Cardinal Angelo Amato presided over the declaration ceremony on behalf of the Congregation for the Causes of Saints. He later revealed that Pope Benedict XVI approved and signed the official promulgation decrees recognising the miracles as authentic and worthy of belief. While the miracle for Calungsod's sainthood has been signed by Pope Benedict XVI and approved by the Holy See, Filipino Catholics are waiting for the Pope to recite the official Latin formula, which will declare Calungsod a saint.[15][16] It is necessary for the Pope to recite the Latin formula of canonisation after a formal consistory is completed with the cardinals present in Rome.[17]
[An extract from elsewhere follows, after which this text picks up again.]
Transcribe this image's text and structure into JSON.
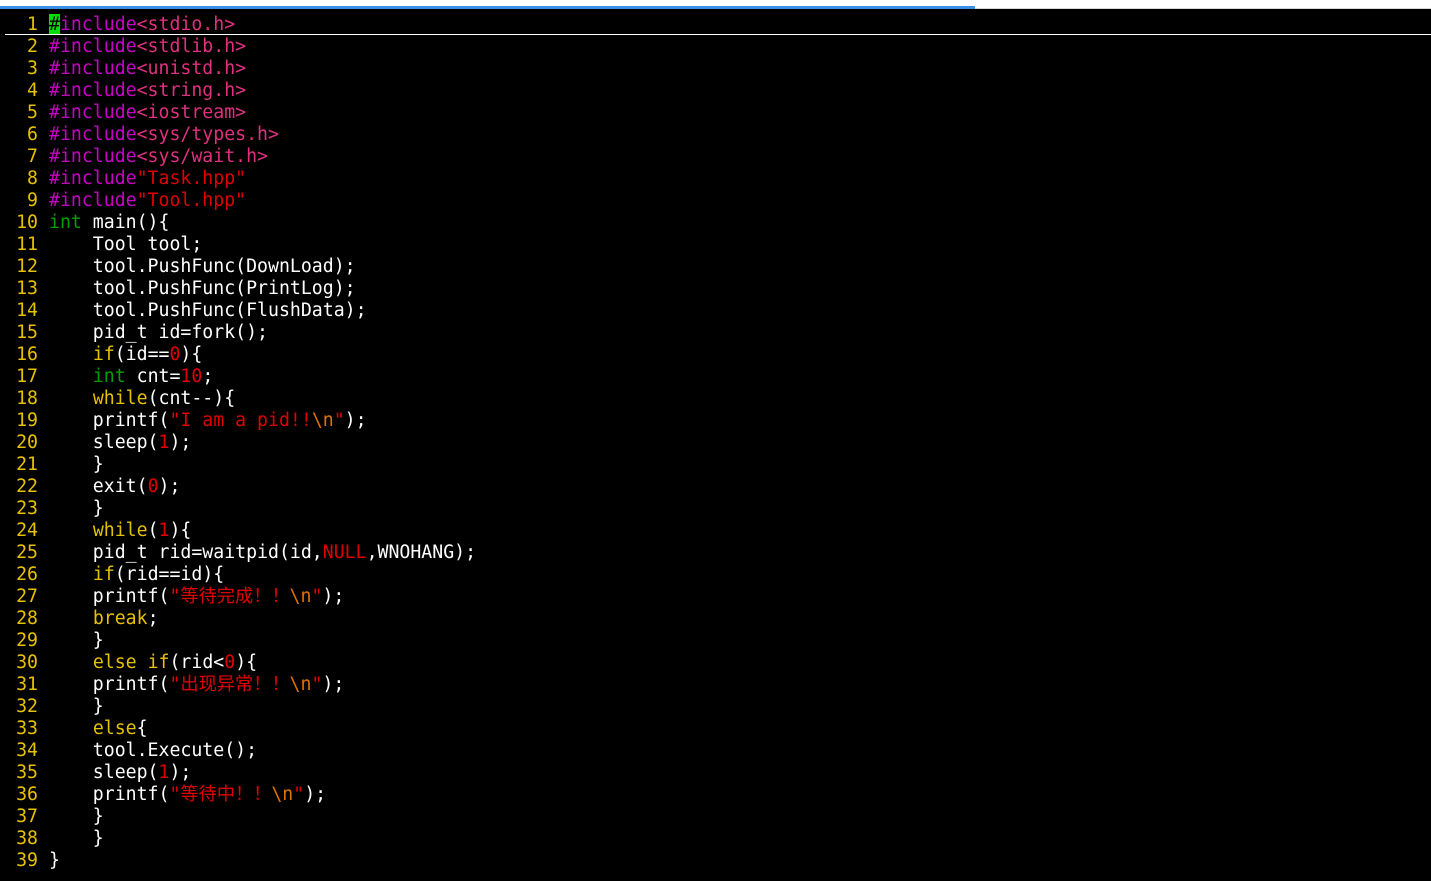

After Saint Lorenzo Ruiz, Calungsod will be the second Filipino declared a saint by the Roman Catholic Church. The Roman Catholic calendar of Martyrology celebrates Calungsod's feast along with Blessed Diego Luis de San Vitores every 2 April.[18]


Calungsod is often depicted as a young man in the Filipino national costume known as Barong Tagalog. He holds the martyr's palm, indicating his death, or sometimes a crucifix, catechism book or rosary, representing his missionary work. In some early statues, Calungsod is sometimes shown with a spear and bolo knife, the instruments of his death.

Filipino artist Rafael del Casal made the first oil painting of Calungsod which became the basis of the beatification banner in Rome (see above). Since it is not known exactly what Calungsod looked like, the Archdiocese of Cebú selected former basketball player UE Red Warriors Ronald Tubid to model for the portrait from over 100 candidates. Tubid received the camaraderie moniker The Saint among his playmates in the Philippine Basketball Association.[19] Del Casal used photographs of Tubid, who like Calungsod coincidentally comes from the Visayas. This portrayal of Calungsod also contains a Christogram, the seal of the Society of Jesus with which he was affiliated.


See also


  1. ^ a b Blessed Pedro Calungsod By Emy Loriega / The Pacific Voice
  2. ^
  3. ^ EWTN Televised Broadcast: Public Consistory for the Creation of New Cardinals. Rome, February 18, 2012. Saint Peter's Basilica. Closing remarks before recession preceded by Cardinal Agostino Vallini.
  4. ^
  5. ^
  6. ^ Interea, illa infans puellula, christiana eius matre consentiente, sacramentali baptismatis lavacro est abluta. Translation: In the mean time, that an infant girl, Christian with the consent of his mother, cleansed by the washing of sacramental baptism.
  7. ^
  8. ^ Pietro Calungsod, catechista, che per odio verso la fede cristiana furono uccisi e gettati in mare da alcuni apostati e seguaci locali di superstizioni pagane. Translation: Peter Calungsod, catechist, that hatred of the Christian faith were killed and thrown overboard by some apostates and followers of local pagan superstitions.
  9. ^
  10. ^ Beatification of 44 Servants of God, Homily of Pope John Paul II, No. 5. Vatican, March 5, 2000. Link retrieved on March 23, 2010.
  11. ^
  12. ^
  13. ^
  14. ^
  15. ^ Mártir adolescente será segundo santo filipino tras aprobación de milagro, Mártir adolescente será segundo santo filipino tras aprobación de milagro
  16. ^ Native North American woman on road to sainthood, Native North American woman on road to sainthood.
  17. ^
  18. ^ 2 Aprile, BB. Diego Luigi de San Vitores e Pietro Calungsod.
  19. ^ Carpio, Gerry; Sandy Araneta (7 March 2000). "Blessed Pedro's bewildered sub". The Philippine Star. Retrieved 28 December 2011.